### Problem
Among the lines of the records below, count those with the word "满足以下条件才给分". Reply with that number alone.

### Exercise inputs
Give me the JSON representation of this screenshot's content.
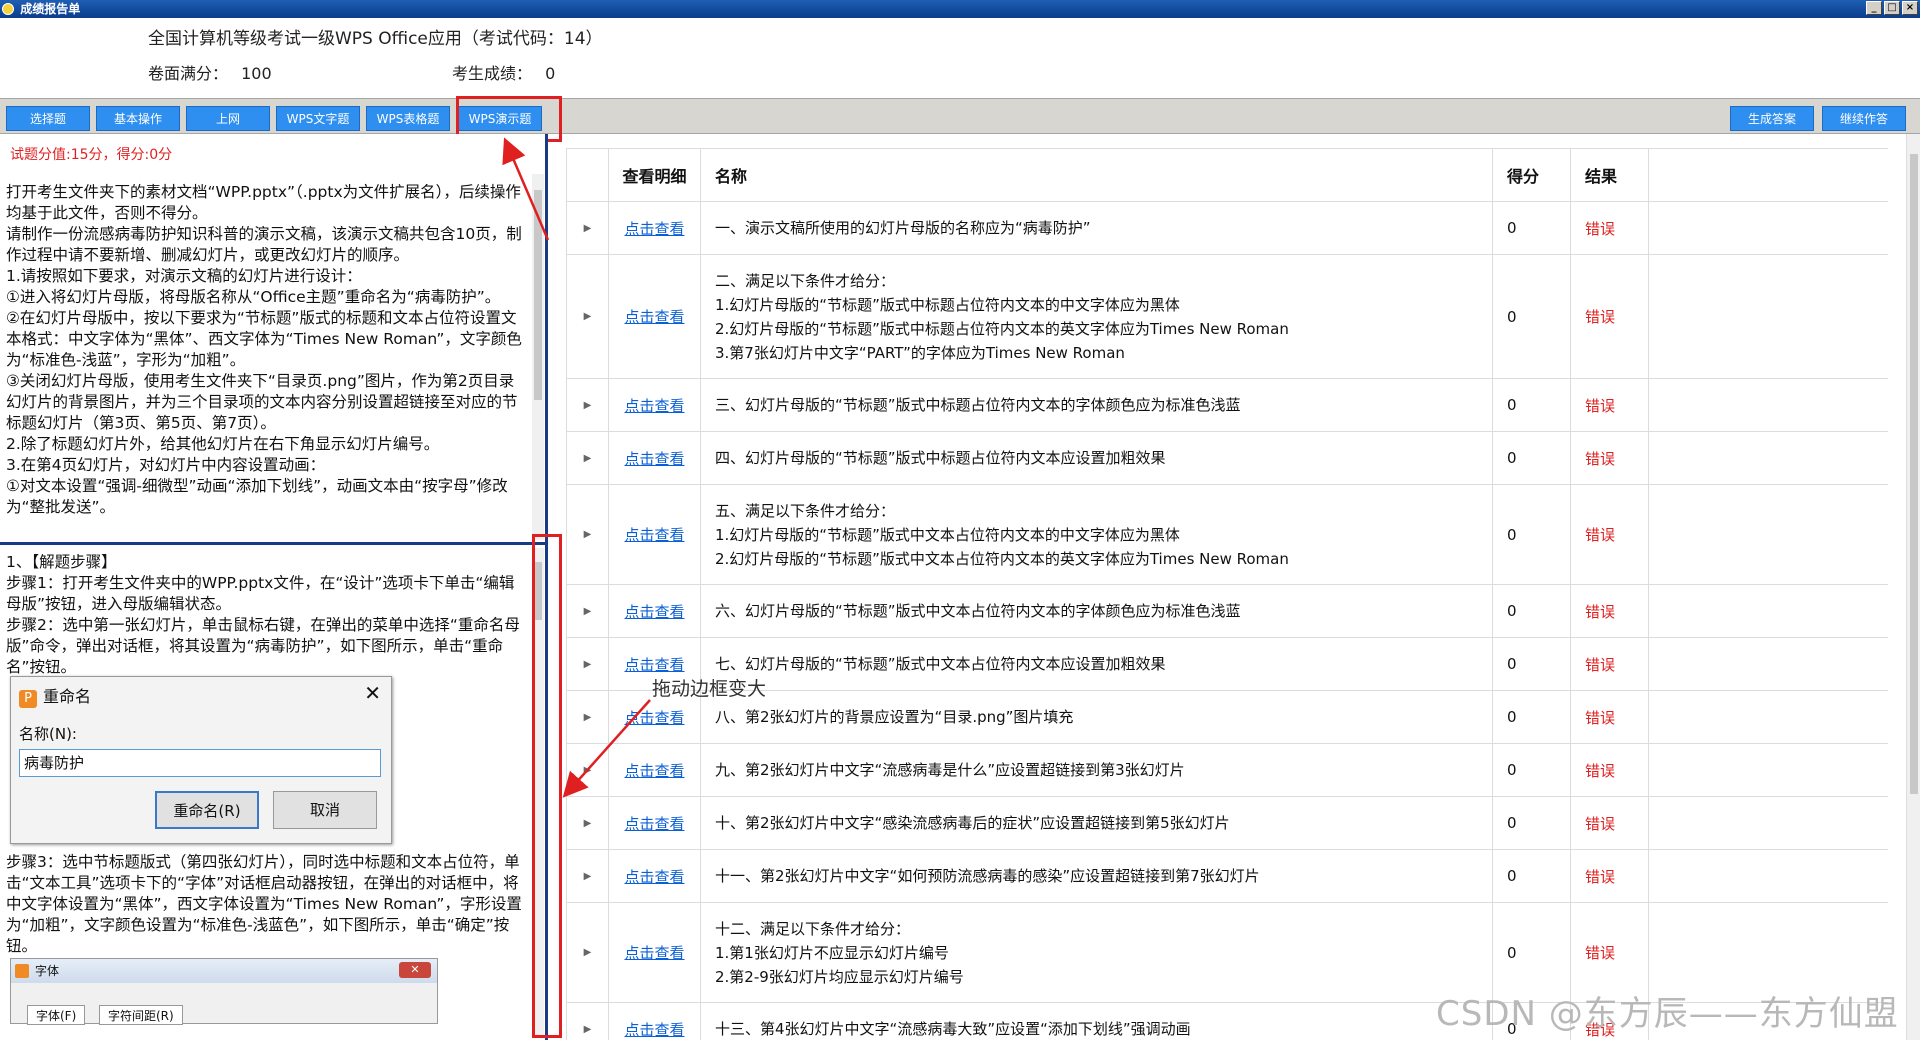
{
  "window": {
    "title": "成绩报告单",
    "controls": [
      "_",
      "□",
      "×"
    ]
  },
  "header": {
    "exam_title": "全国计算机等级考试一级WPS Office应用（考试代码：14）",
    "full_score_label": "卷面满分：",
    "full_score": "100",
    "student_score_label": "考生成绩：",
    "student_score": "0"
  },
  "toolbar": {
    "tabs": [
      "选择题",
      "基本操作",
      "上网",
      "WPS文字题",
      "WPS表格题",
      "WPS演示题"
    ],
    "generate_answer": "生成答案",
    "continue_exam": "继续作答"
  },
  "left": {
    "score_info": "试题分值:15分，得分:0分",
    "question": [
      "打开考生文件夹下的素材文档“WPP.pptx”（.pptx为文件扩展名），后续操作均基于此文件，否则不得分。",
      "请制作一份流感病毒防护知识科普的演示文稿，该演示文稿共包含10页，制作过程中请不要新增、删减幻灯片，或更改幻灯片的顺序。",
      "1.请按照如下要求，对演示文稿的幻灯片进行设计：",
      "①进入将幻灯片母版，将母版名称从“Office主题”重命名为“病毒防护”。",
      "②在幻灯片母版中，按以下要求为“节标题”版式的标题和文本占位符设置文本格式：中文字体为“黑体”、西文字体为“Times New Roman”，文字颜色为“标准色-浅蓝”，字形为“加粗”。",
      "③关闭幻灯片母版，使用考生文件夹下“目录页.png”图片，作为第2页目录幻灯片的背景图片，并为三个目录项的文本内容分别设置超链接至对应的节标题幻灯片（第3页、第5页、第7页）。",
      "2.除了标题幻灯片外，给其他幻灯片在右下角显示幻灯片编号。",
      "3.在第4页幻灯片，对幻灯片中内容设置动画：",
      "①对文本设置“强调-细微型”动画“添加下划线”，动画文本由“按字母”修改为“整批发送”。"
    ],
    "solution_part1": [
      "1、【解题步骤】",
      "步骤1：打开考生文件夹中的WPP.pptx文件，在“设计”选项卡下单击“编辑母版”按钮，进入母版编辑状态。",
      "步骤2：选中第一张幻灯片，单击鼠标右键，在弹出的菜单中选择“重命名母版”命令，弹出对话框，将其设置为“病毒防护”，如下图所示，单击“重命名”按钮。"
    ],
    "rename_dialog": {
      "title": "重命名",
      "close": "✕",
      "name_label": "名称(N):",
      "name_value": "病毒防护",
      "ok": "重命名(R)",
      "cancel": "取消"
    },
    "solution_part2": [
      "步骤3：选中节标题版式（第四张幻灯片），同时选中标题和文本占位符，单击“文本工具”选项卡下的“字体”对话框启动器按钮，在弹出的对话框中，将中文字体设置为“黑体”，西文字体设置为“Times New Roman”，字形设置为“加粗”，文字颜色设置为“标准色-浅蓝色”，如下图所示，单击“确定”按钮。"
    ],
    "font_dialog": {
      "title": "字体",
      "close": "✕",
      "tabs": [
        "字体(F)",
        "字符间距(R)"
      ]
    }
  },
  "annotation": "拖动边框变大",
  "table": {
    "headers": [
      "查看明细",
      "名称",
      "得分",
      "结果"
    ],
    "rows": [
      {
        "link": "点击查看",
        "name": [
          "一、演示文稿所使用的幻灯片母版的名称应为“病毒防护”"
        ],
        "score": "0",
        "result": "错误"
      },
      {
        "link": "点击查看",
        "name": [
          "二、满足以下条件才给分：",
          "1.幻灯片母版的“节标题”版式中标题占位符内文本的中文字体应为黑体",
          "2.幻灯片母版的“节标题”版式中标题占位符内文本的英文字体应为Times New Roman",
          "3.第7张幻灯片中文字“PART”的字体应为Times New Roman"
        ],
        "score": "0",
        "result": "错误"
      },
      {
        "link": "点击查看",
        "name": [
          "三、幻灯片母版的“节标题”版式中标题占位符内文本的字体颜色应为标准色浅蓝"
        ],
        "score": "0",
        "result": "错误"
      },
      {
        "link": "点击查看",
        "name": [
          "四、幻灯片母版的“节标题”版式中标题占位符内文本应设置加粗效果"
        ],
        "score": "0",
        "result": "错误"
      },
      {
        "link": "点击查看",
        "name": [
          "五、满足以下条件才给分：",
          "1.幻灯片母版的“节标题”版式中文本占位符内文本的中文字体应为黑体",
          "2.幻灯片母版的“节标题”版式中文本占位符内文本的英文字体应为Times New Roman"
        ],
        "score": "0",
        "result": "错误"
      },
      {
        "link": "点击查看",
        "name": [
          "六、幻灯片母版的“节标题”版式中文本占位符内文本的字体颜色应为标准色浅蓝"
        ],
        "score": "0",
        "result": "错误"
      },
      {
        "link": "点击查看",
        "name": [
          "七、幻灯片母版的“节标题”版式中文本占位符内文本应设置加粗效果"
        ],
        "score": "0",
        "result": "错误"
      },
      {
        "link": "点击查看",
        "name": [
          "八、第2张幻灯片的背景应设置为“目录.png”图片填充"
        ],
        "score": "0",
        "result": "错误"
      },
      {
        "link": "点击查看",
        "name": [
          "九、第2张幻灯片中文字“流感病毒是什么”应设置超链接到第3张幻灯片"
        ],
        "score": "0",
        "result": "错误"
      },
      {
        "link": "点击查看",
        "name": [
          "十、第2张幻灯片中文字“感染流感病毒后的症状”应设置超链接到第5张幻灯片"
        ],
        "score": "0",
        "result": "错误"
      },
      {
        "link": "点击查看",
        "name": [
          "十一、第2张幻灯片中文字“如何预防流感病毒的感染”应设置超链接到第7张幻灯片"
        ],
        "score": "0",
        "result": "错误"
      },
      {
        "link": "点击查看",
        "name": [
          "十二、满足以下条件才给分：",
          "1.第1张幻灯片不应显示幻灯片编号",
          "2.第2-9张幻灯片均应显示幻灯片编号"
        ],
        "score": "0",
        "result": "错误"
      },
      {
        "link": "点击查看",
        "name": [
          "十三、第4张幻灯片中文字“流感病毒大致”应设置“添加下划线”强调动画"
        ],
        "score": "0",
        "result": "错误"
      }
    ]
  },
  "watermark": "CSDN @东方辰——东方仙盟",
  "colors": {
    "accent_blue": "#2e8ff0",
    "error_red": "#e02020",
    "link_blue": "#0b5fd6",
    "annotation_red": "#e02020",
    "divider_navy": "#1a3a86"
  }
}
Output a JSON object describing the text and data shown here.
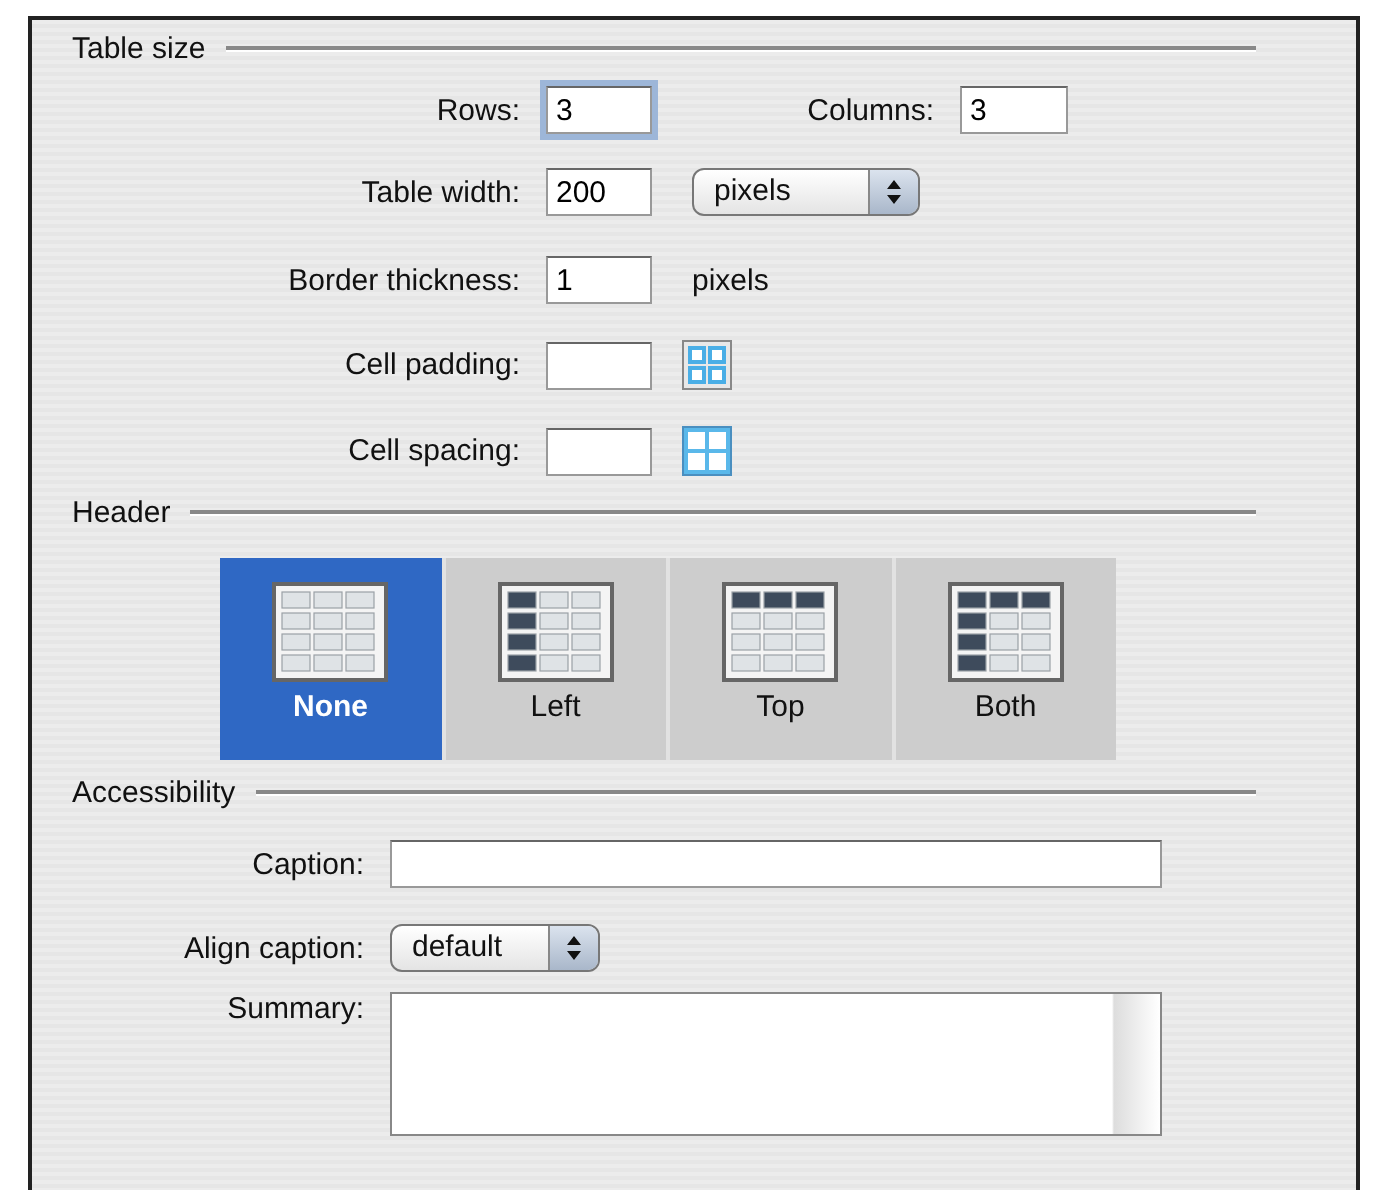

### Written solution
3